The new director general has arrived at a critical point, when the Labour Party is promising a wide-ranging overhaul of competition policies and the Government has promised more limited changes, bringing a golden opportunity to influence both.
Mr Bridgeman does not go as far as his two predecessors, Sir Bryan Carsberg, an accountant, and Sir Gordon Borrie, a lawyer, in backing radical reforms. He is against Labour's plan to merge the OFT with the Monopolies Commission.
Neither does he subscribe to Labour's liking for a wholesale switch to a European system in which the new single competition body would have tremendously wide powers to fine companies and issue bans against monopoly practices.
He believes the advantage of UK law is that it gives the competition authorities a broad test of the public interest and wide discretion.
However, Mr Bridgeman said he had no objection in principle to Labour's plans to force companies to prove mergers are in the public interest before they are approved. He suggested this could suppress some takeover activity but "not necessarily radically change the pattern of business behaviour in battles for corporate control".
In the same vein, Mr Bridgeman was sympathetic to a proposal by Graeme Odgers, chairman of the Monopolies and Mergers Commission, to give the OFT rather than ministers the power to initiate merger inquiries. He thought this a change of emphasis and less radical in practice than it sounded.
Though revolution may not be his style, Mr Bridgeman has his own long shopping list for the consultative document that Mr Lang has promised to publish later this year. It includes items that will not be at all welcome to City corporate finance departments. A power to seize internal board papers and other similar documents would be useful for tackling UK cartels and monopolies as well as merger cases. "Anything that can get the job done quicker is bound to be good," he says.
Another power Mr Bridgeman would like is to ring-fence merged firms so they cannot make irrevocable changes before the OFT or the MMC has investigated. Of more than 100 mergers since Mr Bridgeman took over, 40 have been presented to him as a fait accompli, after completion. "Let's say two bus companies merge and we conclude there is a reduction of competition and a lack of consumer choice and that the only remedy is divestment.
"If by the time we get to XYZ town we find the depot closed, the buses sold off to Thailand and the people have been made redundant, there is nothing we can do about it. We'd like to be able to tell them to ring- fence the assets till we have considered our response."
He says the area where reform is most urgently needed is the Restrictive Trade Practices Act, where the OFT first has to go through long-winded procedures to obtain court orders to ban price-fixing, market-sharing and bid-rigging.

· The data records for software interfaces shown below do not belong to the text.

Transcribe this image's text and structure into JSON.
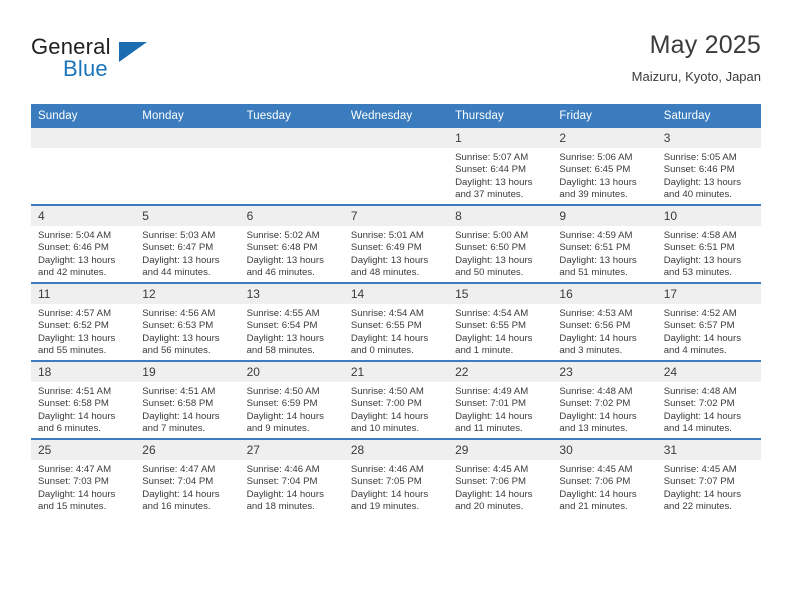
{
  "brand": {
    "word_one": "General",
    "word_two": "Blue",
    "accent_color": "#1b6cb0",
    "triangle_icon": "brand-triangle-icon"
  },
  "header": {
    "title": "May 2025",
    "subtitle": "Maizuru, Kyoto, Japan"
  },
  "calendar": {
    "header_bg": "#3a7cbd",
    "daynum_bg": "#efefef",
    "weekdays": [
      "Sunday",
      "Monday",
      "Tuesday",
      "Wednesday",
      "Thursday",
      "Friday",
      "Saturday"
    ],
    "weeks": [
      [
        {
          "day": "",
          "sunrise": "",
          "sunset": "",
          "daylight": "",
          "empty": true
        },
        {
          "day": "",
          "sunrise": "",
          "sunset": "",
          "daylight": "",
          "empty": true
        },
        {
          "day": "",
          "sunrise": "",
          "sunset": "",
          "daylight": "",
          "empty": true
        },
        {
          "day": "",
          "sunrise": "",
          "sunset": "",
          "daylight": "",
          "empty": true
        },
        {
          "day": "1",
          "sunrise": "Sunrise: 5:07 AM",
          "sunset": "Sunset: 6:44 PM",
          "daylight": "Daylight: 13 hours and 37 minutes."
        },
        {
          "day": "2",
          "sunrise": "Sunrise: 5:06 AM",
          "sunset": "Sunset: 6:45 PM",
          "daylight": "Daylight: 13 hours and 39 minutes."
        },
        {
          "day": "3",
          "sunrise": "Sunrise: 5:05 AM",
          "sunset": "Sunset: 6:46 PM",
          "daylight": "Daylight: 13 hours and 40 minutes."
        }
      ],
      [
        {
          "day": "4",
          "sunrise": "Sunrise: 5:04 AM",
          "sunset": "Sunset: 6:46 PM",
          "daylight": "Daylight: 13 hours and 42 minutes."
        },
        {
          "day": "5",
          "sunrise": "Sunrise: 5:03 AM",
          "sunset": "Sunset: 6:47 PM",
          "daylight": "Daylight: 13 hours and 44 minutes."
        },
        {
          "day": "6",
          "sunrise": "Sunrise: 5:02 AM",
          "sunset": "Sunset: 6:48 PM",
          "daylight": "Daylight: 13 hours and 46 minutes."
        },
        {
          "day": "7",
          "sunrise": "Sunrise: 5:01 AM",
          "sunset": "Sunset: 6:49 PM",
          "daylight": "Daylight: 13 hours and 48 minutes."
        },
        {
          "day": "8",
          "sunrise": "Sunrise: 5:00 AM",
          "sunset": "Sunset: 6:50 PM",
          "daylight": "Daylight: 13 hours and 50 minutes."
        },
        {
          "day": "9",
          "sunrise": "Sunrise: 4:59 AM",
          "sunset": "Sunset: 6:51 PM",
          "daylight": "Daylight: 13 hours and 51 minutes."
        },
        {
          "day": "10",
          "sunrise": "Sunrise: 4:58 AM",
          "sunset": "Sunset: 6:51 PM",
          "daylight": "Daylight: 13 hours and 53 minutes."
        }
      ],
      [
        {
          "day": "11",
          "sunrise": "Sunrise: 4:57 AM",
          "sunset": "Sunset: 6:52 PM",
          "daylight": "Daylight: 13 hours and 55 minutes."
        },
        {
          "day": "12",
          "sunrise": "Sunrise: 4:56 AM",
          "sunset": "Sunset: 6:53 PM",
          "daylight": "Daylight: 13 hours and 56 minutes."
        },
        {
          "day": "13",
          "sunrise": "Sunrise: 4:55 AM",
          "sunset": "Sunset: 6:54 PM",
          "daylight": "Daylight: 13 hours and 58 minutes."
        },
        {
          "day": "14",
          "sunrise": "Sunrise: 4:54 AM",
          "sunset": "Sunset: 6:55 PM",
          "daylight": "Daylight: 14 hours and 0 minutes."
        },
        {
          "day": "15",
          "sunrise": "Sunrise: 4:54 AM",
          "sunset": "Sunset: 6:55 PM",
          "daylight": "Daylight: 14 hours and 1 minute."
        },
        {
          "day": "16",
          "sunrise": "Sunrise: 4:53 AM",
          "sunset": "Sunset: 6:56 PM",
          "daylight": "Daylight: 14 hours and 3 minutes."
        },
        {
          "day": "17",
          "sunrise": "Sunrise: 4:52 AM",
          "sunset": "Sunset: 6:57 PM",
          "daylight": "Daylight: 14 hours and 4 minutes."
        }
      ],
      [
        {
          "day": "18",
          "sunrise": "Sunrise: 4:51 AM",
          "sunset": "Sunset: 6:58 PM",
          "daylight": "Daylight: 14 hours and 6 minutes."
        },
        {
          "day": "19",
          "sunrise": "Sunrise: 4:51 AM",
          "sunset": "Sunset: 6:58 PM",
          "daylight": "Daylight: 14 hours and 7 minutes."
        },
        {
          "day": "20",
          "sunrise": "Sunrise: 4:50 AM",
          "sunset": "Sunset: 6:59 PM",
          "daylight": "Daylight: 14 hours and 9 minutes."
        },
        {
          "day": "21",
          "sunrise": "Sunrise: 4:50 AM",
          "sunset": "Sunset: 7:00 PM",
          "daylight": "Daylight: 14 hours and 10 minutes."
        },
        {
          "day": "22",
          "sunrise": "Sunrise: 4:49 AM",
          "sunset": "Sunset: 7:01 PM",
          "daylight": "Daylight: 14 hours and 11 minutes."
        },
        {
          "day": "23",
          "sunrise": "Sunrise: 4:48 AM",
          "sunset": "Sunset: 7:02 PM",
          "daylight": "Daylight: 14 hours and 13 minutes."
        },
        {
          "day": "24",
          "sunrise": "Sunrise: 4:48 AM",
          "sunset": "Sunset: 7:02 PM",
          "daylight": "Daylight: 14 hours and 14 minutes."
        }
      ],
      [
        {
          "day": "25",
          "sunrise": "Sunrise: 4:47 AM",
          "sunset": "Sunset: 7:03 PM",
          "daylight": "Daylight: 14 hours and 15 minutes."
        },
        {
          "day": "26",
          "sunrise": "Sunrise: 4:47 AM",
          "sunset": "Sunset: 7:04 PM",
          "daylight": "Daylight: 14 hours and 16 minutes."
        },
        {
          "day": "27",
          "sunrise": "Sunrise: 4:46 AM",
          "sunset": "Sunset: 7:04 PM",
          "daylight": "Daylight: 14 hours and 18 minutes."
        },
        {
          "day": "28",
          "sunrise": "Sunrise: 4:46 AM",
          "sunset": "Sunset: 7:05 PM",
          "daylight": "Daylight: 14 hours and 19 minutes."
        },
        {
          "day": "29",
          "sunrise": "Sunrise: 4:45 AM",
          "sunset": "Sunset: 7:06 PM",
          "daylight": "Daylight: 14 hours and 20 minutes."
        },
        {
          "day": "30",
          "sunrise": "Sunrise: 4:45 AM",
          "sunset": "Sunset: 7:06 PM",
          "daylight": "Daylight: 14 hours and 21 minutes."
        },
        {
          "day": "31",
          "sunrise": "Sunrise: 4:45 AM",
          "sunset": "Sunset: 7:07 PM",
          "daylight": "Daylight: 14 hours and 22 minutes."
        }
      ]
    ]
  }
}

Astonishingly, no fines can be imposed, except for contempt, if the miscreants subsequently defy the court.
Although Mr Bridgeman is against a wholesale switch to the European system of bans and fines, he thinks they would be a useful weapon against three common problems in the UK.
The best known is predatory pricing when, for example, a supermarket sets very low prices for bread to put the local bakery out of business. The second area is where manufacturers refuse to supply shops unless their whole product range is stocked; the third is straightforward refusal to supply goods.
While reform of competition law is on the agenda of both main political parties, ideas about how to achieve it have been in a state of flux since a government White Paper in 1989 which Mr Bridgeman believes was too sympathetic to importing European legislation. "Thank heavens we didn't go along with that. Much of what will emerge from the Government's current consultation round will be quite different." he says.